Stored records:
*** Begin section ***
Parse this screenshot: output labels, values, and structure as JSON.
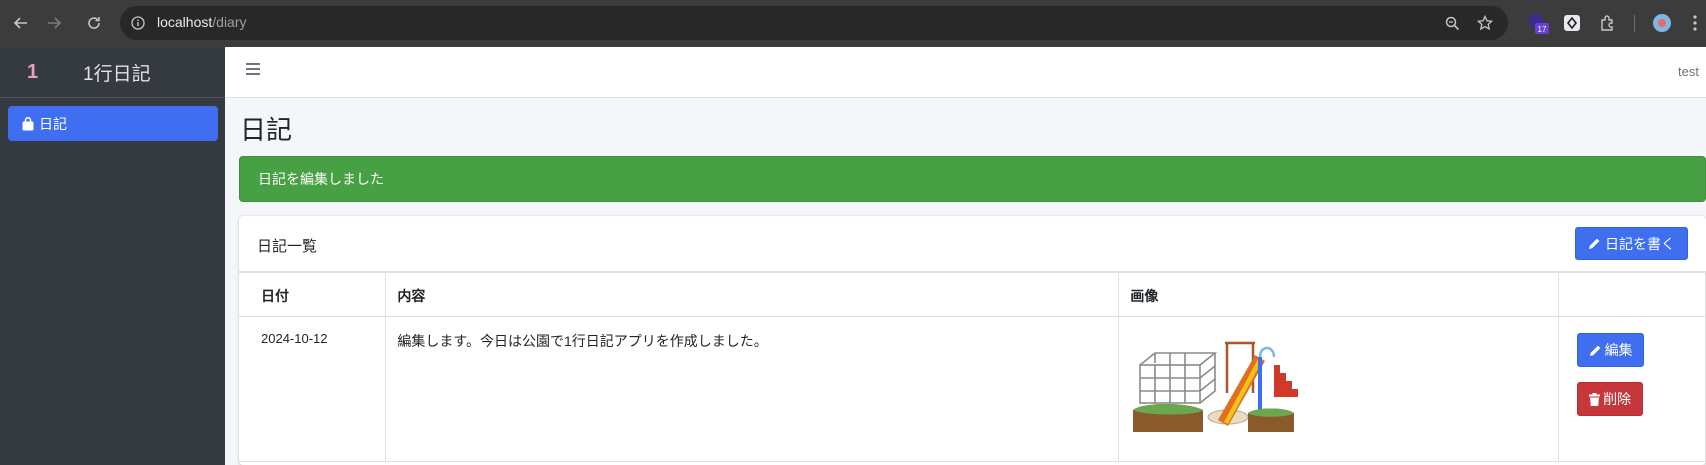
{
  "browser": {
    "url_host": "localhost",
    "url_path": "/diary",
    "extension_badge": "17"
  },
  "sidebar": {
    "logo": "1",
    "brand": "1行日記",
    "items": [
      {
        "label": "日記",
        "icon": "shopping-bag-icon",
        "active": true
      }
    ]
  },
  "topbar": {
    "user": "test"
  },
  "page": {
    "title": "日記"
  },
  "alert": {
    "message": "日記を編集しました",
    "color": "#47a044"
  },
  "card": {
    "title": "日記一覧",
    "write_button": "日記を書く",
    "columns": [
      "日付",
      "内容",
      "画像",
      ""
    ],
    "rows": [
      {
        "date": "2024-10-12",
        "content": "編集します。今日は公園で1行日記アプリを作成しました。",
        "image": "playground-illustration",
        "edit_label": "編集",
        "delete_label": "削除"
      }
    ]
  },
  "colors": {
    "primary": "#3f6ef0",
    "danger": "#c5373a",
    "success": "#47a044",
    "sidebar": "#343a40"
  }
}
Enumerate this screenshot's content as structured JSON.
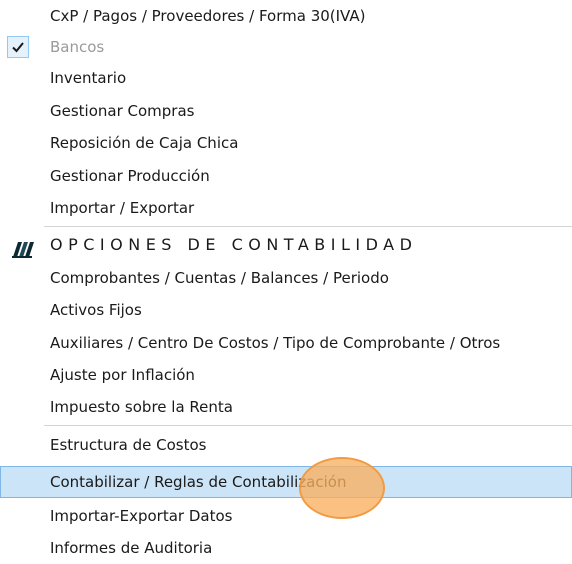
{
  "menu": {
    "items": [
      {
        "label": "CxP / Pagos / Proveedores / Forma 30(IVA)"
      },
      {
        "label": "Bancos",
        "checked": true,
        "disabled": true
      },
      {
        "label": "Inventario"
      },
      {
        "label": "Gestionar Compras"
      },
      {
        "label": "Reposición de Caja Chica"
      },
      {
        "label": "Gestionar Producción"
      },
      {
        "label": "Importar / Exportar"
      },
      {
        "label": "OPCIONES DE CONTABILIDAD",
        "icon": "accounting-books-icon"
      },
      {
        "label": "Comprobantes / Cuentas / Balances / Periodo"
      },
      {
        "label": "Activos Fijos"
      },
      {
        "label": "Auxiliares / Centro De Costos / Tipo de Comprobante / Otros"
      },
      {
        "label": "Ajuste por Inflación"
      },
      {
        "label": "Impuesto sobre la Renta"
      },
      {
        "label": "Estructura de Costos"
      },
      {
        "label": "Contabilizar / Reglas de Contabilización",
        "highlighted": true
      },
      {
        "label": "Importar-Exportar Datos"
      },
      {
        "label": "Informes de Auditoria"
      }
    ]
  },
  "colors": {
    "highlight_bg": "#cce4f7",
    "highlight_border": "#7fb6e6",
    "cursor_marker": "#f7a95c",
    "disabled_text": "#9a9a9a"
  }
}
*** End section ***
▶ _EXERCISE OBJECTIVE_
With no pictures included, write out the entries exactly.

▶ _COMPLETED EXERCISE_
Parse this screenshot: output labels, values, and structure as JSON.
{
  "browser": {
    "url_host": "localhost",
    "url_path": "/diary",
    "extension_badge": "17"
  },
  "sidebar": {
    "logo": "1",
    "brand": "1行日記",
    "items": [
      {
        "label": "日記",
        "icon": "shopping-bag-icon",
        "active": true
      }
    ]
  },
  "topbar": {
    "user": "test"
  },
  "page": {
    "title": "日記"
  },
  "alert": {
    "message": "日記を編集しました",
    "color": "#47a044"
  },
  "card": {
    "title": "日記一覧",
    "write_button": "日記を書く",
    "columns": [
      "日付",
      "内容",
      "画像",
      ""
    ],
    "rows": [
      {
        "date": "2024-10-12",
        "content": "編集します。今日は公園で1行日記アプリを作成しました。",
        "image": "playground-illustration",
        "edit_label": "編集",
        "delete_label": "削除"
      }
    ]
  },
  "colors": {
    "primary": "#3f6ef0",
    "danger": "#c5373a",
    "success": "#47a044",
    "sidebar": "#343a40"
  }
}
Enumerate this screenshot's content as structured JSON.
{
  "menu": {
    "items": [
      {
        "label": "CxP / Pagos / Proveedores / Forma 30(IVA)"
      },
      {
        "label": "Bancos",
        "checked": true,
        "disabled": true
      },
      {
        "label": "Inventario"
      },
      {
        "label": "Gestionar Compras"
      },
      {
        "label": "Reposición de Caja Chica"
      },
      {
        "label": "Gestionar Producción"
      },
      {
        "label": "Importar / Exportar"
      },
      {
        "label": "OPCIONES DE CONTABILIDAD",
        "icon": "accounting-books-icon"
      },
      {
        "label": "Comprobantes / Cuentas / Balances / Periodo"
      },
      {
        "label": "Activos Fijos"
      },
      {
        "label": "Auxiliares / Centro De Costos / Tipo de Comprobante / Otros"
      },
      {
        "label": "Ajuste por Inflación"
      },
      {
        "label": "Impuesto sobre la Renta"
      },
      {
        "label": "Estructura de Costos"
      },
      {
        "label": "Contabilizar / Reglas de Contabilización",
        "highlighted": true
      },
      {
        "label": "Importar-Exportar Datos"
      },
      {
        "label": "Informes de Auditoria"
      }
    ]
  },
  "colors": {
    "highlight_bg": "#cce4f7",
    "highlight_border": "#7fb6e6",
    "cursor_marker": "#f7a95c",
    "disabled_text": "#9a9a9a"
  }
}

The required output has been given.